UCL Grand Challenges


UCL Grand Challenges jointly host UCL Academy students with Pro-Provost (London) Office

11 March 2024

Students displayed their brilliant posters on the Grand Challenges in the South Cloisters throughout the week of 26-29 February 2024.

UCL Academy Exhibition

The UCL Grand Challenges team were delighted to jointly host UCL Academy students alongside the Pro-Provost (London) office. The Students displayed their brilliant posters on the Grand Challenges in the South Cloisters throughout the week of 26-29 February 2024. Since the UCL Academy opened over 10 years ago, UCL has provided a range of unique opportunities to its development. The UCL Academy's curriculum has been inspired by the vision of its sponsor, UCL.

UCL Grand Challenges themes are incorporated into teaching and learning activities at the UCL Academy. This includes the six Grand Challenge themes, with this particular exhibition also focussing on the evolved Grand Challenges of Climate Change, Mental Health and Wellbeing, and Justice and Equality. 

As part of the curriculum, students engage in initiatives and projects aligned with the Grand Challenges themes throughout the year. The curriculum enables students to broaden their understanding, making deeper connections between their learning and the real world.

While good grades matter, we believe that we must also develop students who are capable of critical thinking and problem solving. The Grand Challenges enable us to unify the curriculum and allow students to make connections between what they are learning and the real world. They enable Academy students to be better citizens, empathetic to issues such as environmental degradation, inequality and injustice for example and who will then want to participate in society” – UCL Academy's Curriculum Ethos. 

Day 1 – A Grand Challenge Survey for UCL staff and students 

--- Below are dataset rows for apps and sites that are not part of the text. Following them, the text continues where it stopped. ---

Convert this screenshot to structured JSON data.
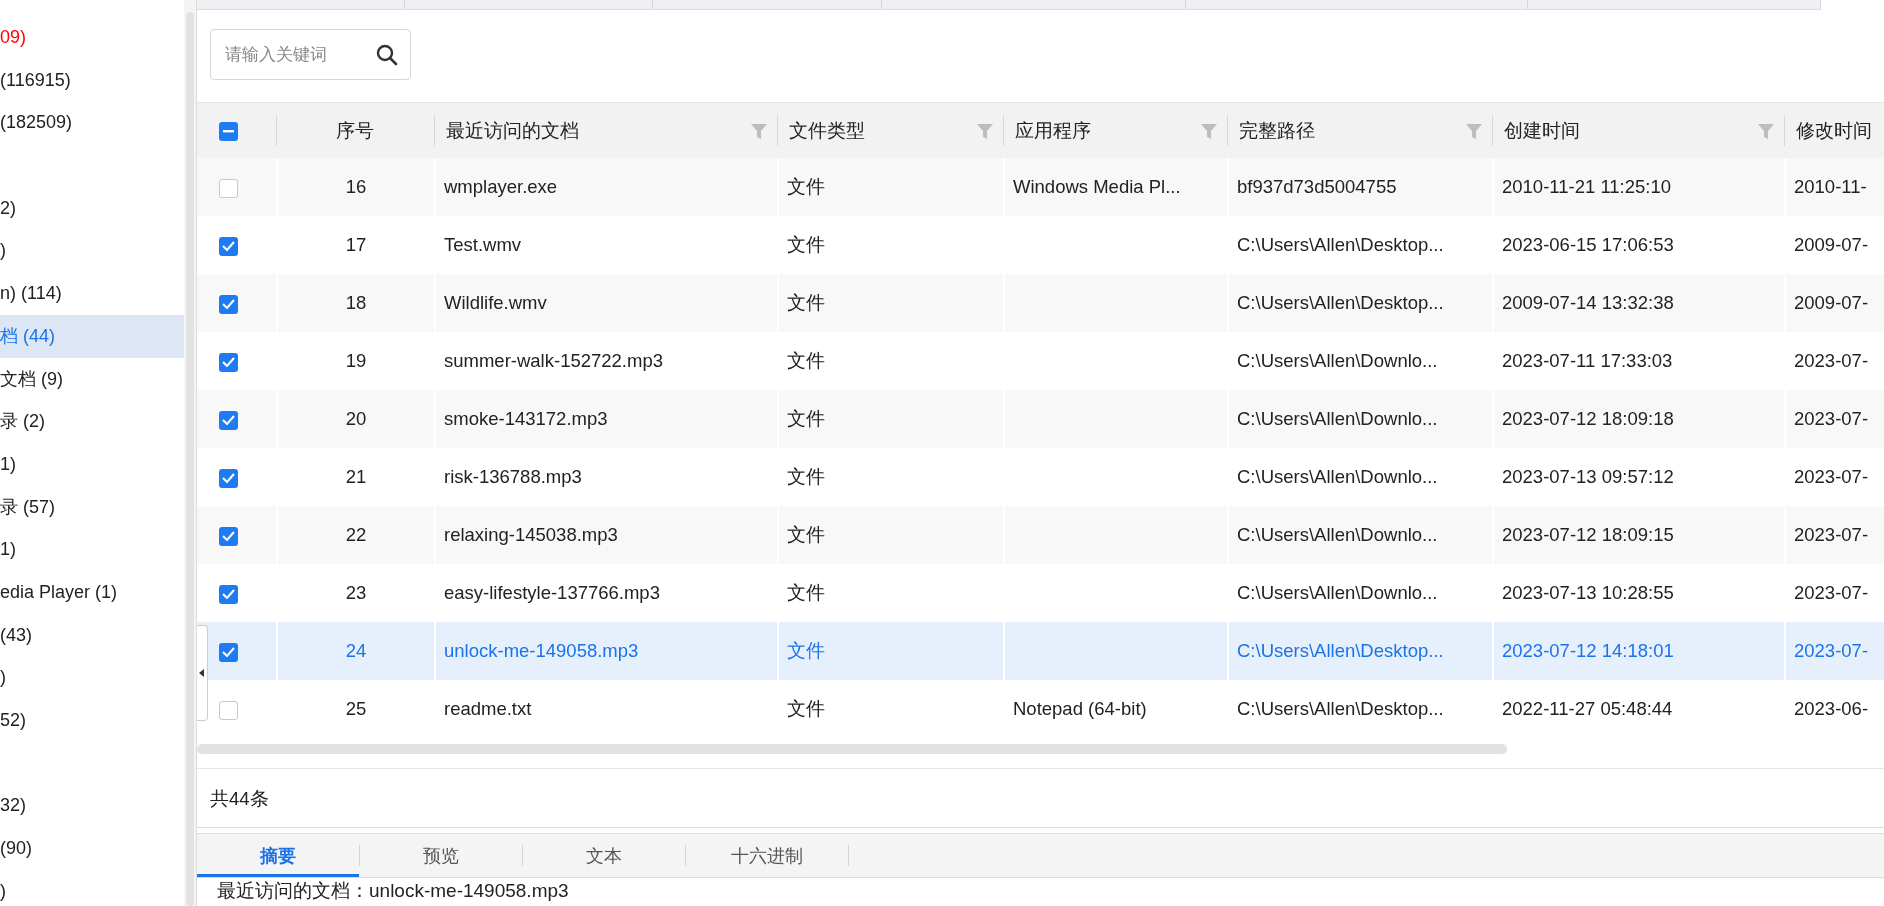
{
  "sidebar": {
    "items": [
      {
        "label": "09)",
        "color": "#ff0000",
        "selected": false
      },
      {
        "label": "(116915)",
        "color": "#222222",
        "selected": false
      },
      {
        "label": "(182509)",
        "color": "#222222",
        "selected": false
      },
      {
        "label": "2)",
        "color": "#222222",
        "selected": false,
        "gap_before": true
      },
      {
        "label": ")",
        "color": "#222222",
        "selected": false
      },
      {
        "label": "n) (114)",
        "color": "#222222",
        "selected": false
      },
      {
        "label": "档 (44)",
        "color": "#1a73e8",
        "selected": true
      },
      {
        "label": "文档 (9)",
        "color": "#222222",
        "selected": false
      },
      {
        "label": "录 (2)",
        "color": "#222222",
        "selected": false
      },
      {
        "label": "1)",
        "color": "#222222",
        "selected": false
      },
      {
        "label": "录 (57)",
        "color": "#222222",
        "selected": false
      },
      {
        "label": "1)",
        "color": "#222222",
        "selected": false
      },
      {
        "label": "edia Player (1)",
        "color": "#222222",
        "selected": false
      },
      {
        "label": "(43)",
        "color": "#222222",
        "selected": false
      },
      {
        "label": ")",
        "color": "#222222",
        "selected": false
      },
      {
        "label": "52)",
        "color": "#222222",
        "selected": false
      },
      {
        "label": "32)",
        "color": "#222222",
        "selected": false,
        "gap_before": true
      },
      {
        "label": "(90)",
        "color": "#222222",
        "selected": false
      },
      {
        "label": ")",
        "color": "#222222",
        "selected": false
      }
    ]
  },
  "search": {
    "placeholder": "请输入关键词"
  },
  "table": {
    "select_all_partial": true,
    "columns": [
      {
        "label": "序号",
        "filter": false
      },
      {
        "label": "最近访问的文档",
        "filter": true
      },
      {
        "label": "文件类型",
        "filter": true
      },
      {
        "label": "应用程序",
        "filter": true
      },
      {
        "label": "完整路径",
        "filter": true
      },
      {
        "label": "创建时间",
        "filter": true
      },
      {
        "label": "修改时间",
        "filter": false
      }
    ],
    "rows": [
      {
        "no": "16",
        "name": "wmplayer.exe",
        "type": "文件",
        "app": "Windows Media Pl...",
        "path": "bf937d73d5004755",
        "created": "2010-11-21 11:25:10",
        "modified": "2010-11-",
        "checked": false,
        "selected": false
      },
      {
        "no": "17",
        "name": "Test.wmv",
        "type": "文件",
        "path": "C:\\Users\\Allen\\Desktop...",
        "created": "2023-06-15 17:06:53",
        "modified": "2009-07-",
        "checked": true,
        "selected": false
      },
      {
        "no": "18",
        "name": "Wildlife.wmv",
        "type": "文件",
        "path": "C:\\Users\\Allen\\Desktop...",
        "created": "2009-07-14 13:32:38",
        "modified": "2009-07-",
        "checked": true,
        "selected": false
      },
      {
        "no": "19",
        "name": "summer-walk-152722.mp3",
        "type": "文件",
        "path": "C:\\Users\\Allen\\Downlo...",
        "created": "2023-07-11 17:33:03",
        "modified": "2023-07-",
        "checked": true,
        "selected": false
      },
      {
        "no": "20",
        "name": "smoke-143172.mp3",
        "type": "文件",
        "path": "C:\\Users\\Allen\\Downlo...",
        "created": "2023-07-12 18:09:18",
        "modified": "2023-07-",
        "checked": true,
        "selected": false
      },
      {
        "no": "21",
        "name": "risk-136788.mp3",
        "type": "文件",
        "path": "C:\\Users\\Allen\\Downlo...",
        "created": "2023-07-13 09:57:12",
        "modified": "2023-07-",
        "checked": true,
        "selected": false
      },
      {
        "no": "22",
        "name": "relaxing-145038.mp3",
        "type": "文件",
        "path": "C:\\Users\\Allen\\Downlo...",
        "created": "2023-07-12 18:09:15",
        "modified": "2023-07-",
        "checked": true,
        "selected": false
      },
      {
        "no": "23",
        "name": "easy-lifestyle-137766.mp3",
        "type": "文件",
        "path": "C:\\Users\\Allen\\Downlo...",
        "created": "2023-07-13 10:28:55",
        "modified": "2023-07-",
        "checked": true,
        "selected": false
      },
      {
        "no": "24",
        "name": "unlock-me-149058.mp3",
        "type": "文件",
        "path": "C:\\Users\\Allen\\Desktop...",
        "created": "2023-07-12 14:18:01",
        "modified": "2023-07-",
        "checked": true,
        "selected": true
      },
      {
        "no": "25",
        "name": "readme.txt",
        "type": "文件",
        "app": "Notepad (64-bit)",
        "path": "C:\\Users\\Allen\\Desktop...",
        "created": "2022-11-27 05:48:44",
        "modified": "2023-06-",
        "checked": false,
        "selected": false
      }
    ]
  },
  "total": "共44条",
  "detail_tabs": [
    {
      "label": "摘要",
      "selected": true
    },
    {
      "label": "预览",
      "selected": false
    },
    {
      "label": "文本",
      "selected": false
    },
    {
      "label": "十六进制",
      "selected": false
    }
  ],
  "detail_text": "最近访问的文档：unlock-me-149058.mp3"
}
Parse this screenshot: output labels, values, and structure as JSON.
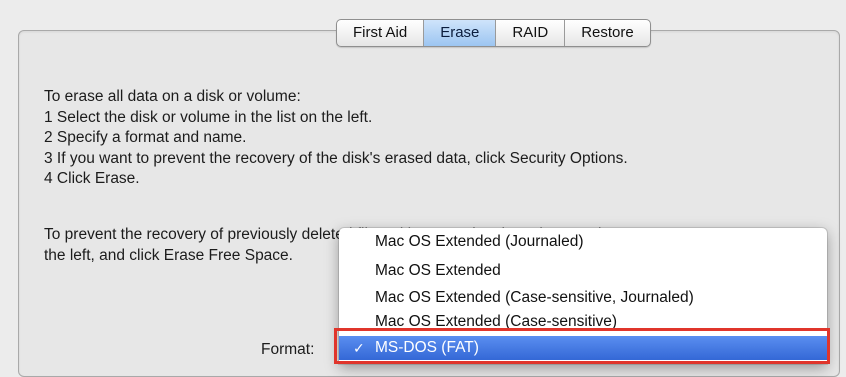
{
  "tabs": [
    {
      "label": "First Aid",
      "active": false
    },
    {
      "label": "Erase",
      "active": true
    },
    {
      "label": "RAID",
      "active": false
    },
    {
      "label": "Restore",
      "active": false
    }
  ],
  "instructions": [
    "To erase all data on a disk or volume:",
    "1 Select the disk or volume in the list on the left.",
    "2 Specify a format and name.",
    "3 If you want to prevent the recovery of the disk's erased data, click Security Options.",
    "4 Click Erase."
  ],
  "free_space_text": {
    "line1": "To prevent the recovery of previously deleted files without erasing the volume, select a",
    "line2": "the left, and click Erase Free Space."
  },
  "format": {
    "label": "Format:",
    "options": [
      "Mac OS Extended (Journaled)",
      "Mac OS Extended",
      "Mac OS Extended (Case-sensitive, Journaled)",
      "Mac OS Extended (Case-sensitive)",
      "MS-DOS (FAT)"
    ],
    "selected": "MS-DOS (FAT)",
    "check": "✓"
  },
  "colors": {
    "selection": "#3f74e0",
    "highlight_box": "#e0352b"
  }
}
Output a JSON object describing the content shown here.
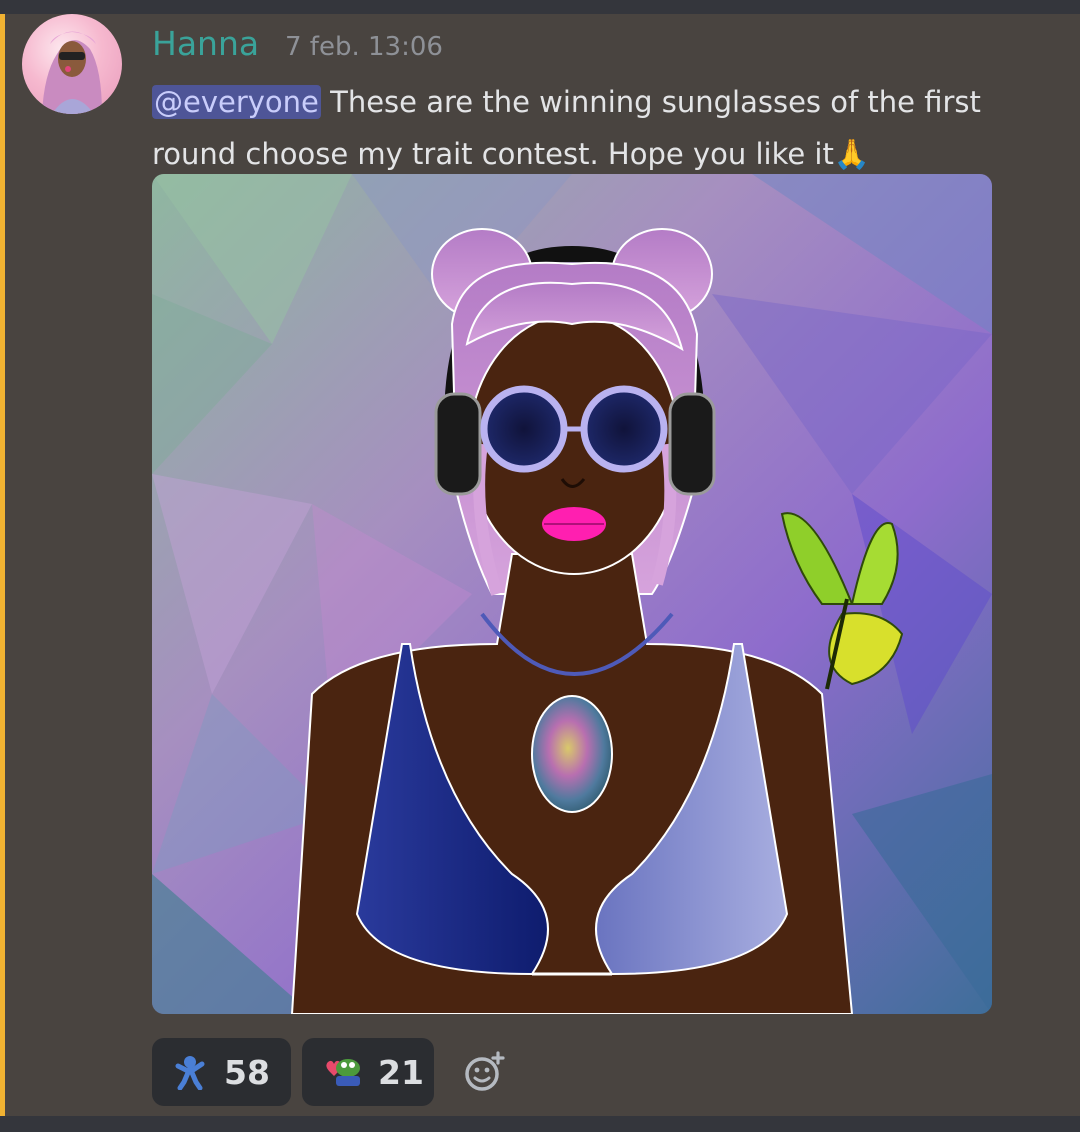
{
  "message": {
    "author": "Hanna",
    "timestamp": "7 feb. 13:06",
    "mention": "@everyone",
    "text_line1": " These are the winning sunglasses of the first",
    "text_line2": "round choose my trait contest. Hope you like it",
    "emoji": "🙏"
  },
  "attachment": {
    "type": "image",
    "subject": "illustrated portrait with purple hair, headphones, round sunglasses, pendant necklace and a yellow-green butterfly"
  },
  "reactions": [
    {
      "emoji_name": "blue-dancing-character-icon",
      "count": "58"
    },
    {
      "emoji_name": "pepe-frog-heart-icon",
      "count": "21"
    }
  ],
  "add_reaction": {
    "icon": "add-reaction-smiley-icon"
  },
  "colors": {
    "background": "#494440",
    "mention_bar": "#f0b232",
    "username": "#3aa39a",
    "mention_bg": "#4e5597",
    "reaction_bg": "#2b2d31"
  }
}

Students collected live survey data from UCL staff and students on their choice of Grand Challenge, polling an array of questions from ways to better reduce carbon footprint and emissions, opinions on the future sustainability of cities, to reflections on equality and justice in our society. 

The students collected an overwhelming response from over 250 visitors expressing interest in the subject. 

Day 2 – How can we make UCL Academy carbon neutral by 2030? 

Students were on-site answering questions on their work on making UCL Academy carbon neutral by 2030. The exhibition included a display of posters that captured ideas such as the addition of solar panels, a vegetable garden, recycling and compost bins, a biomass boiler for the Academy as well as a short film – recorded and edited by the students themselves – on innovative ways to reduce carbon emissions on campus. 

Day 3 – Announcement of Poster Winners at the Prize Giving Ceremony 

Professor Alan Thompson, Pro-Provost (London), awarded prizes to the winners of the poster competition.  

The Climate Crisis Grand Challenge poster winners

The Climate Change Grand Challenge project poster winners were Eric Sebastian Mihai, Zoe NioTakis and Amber-Lilly Cooke. Foundation Level students, Eric, Zoe, and Amber-Lilly created a poster about how we could make the UCL Academy carbon-neutral by 2030. Occupying the central position their poster was a poignant quote, ‘you’ll die of old age, I’ll die of climate change’.  

The Sustainable Cities Grand Challenge poster winners

The Sustainable Cities Grand Challenge project poster winners were Horace Worall and Santiago Cardoso, two keen Level 1Plus mathematicians. Horace and Santiago worked on the poster during maths club, using the opportunity to evocatively illustrate mathematics’s impact in creating future sustainable cities. 

The Justice and Equality Grand Challenge poster winners

The Justice and Equality Grand Challenge project poster winners were Anna Ivankiv, Rahim Ali, Rahma Mohammed and Nova Goldgaber. 

Level 1Plus students also worked on the Grand Challenge of Justice and Equality, initially looking at Protest Art to push and inform ideas. 

“Our collage is about the cost of living crisis. It is meant to show the difference in life depending on how much money you have. The pavement is made of money and jewels, and those who are rich and have financial stability get to walk and live. But those without financial stability fall through the cracks and suffer.” 

Day 4 – A final celebration of students’ work 

Students returned on-site to welcome visitors and answer questions about their work. All pupils had expressed concerns about the future state of the planet, and are engaged in searching for innovative ways to tackle our global challenges. 

The collaborative efforts of students produced inspiring work that they were able to share with UCL academics, students, and the visiting public. The Academy views the weaving of conversations about these topics as hugely important in catalysing far wider-reaching positive changes.

The UCL Grand Challenges is evolving; find out more about the UCL Grand Challenges, the UCL Academy, and UCL Pro-Provost (London)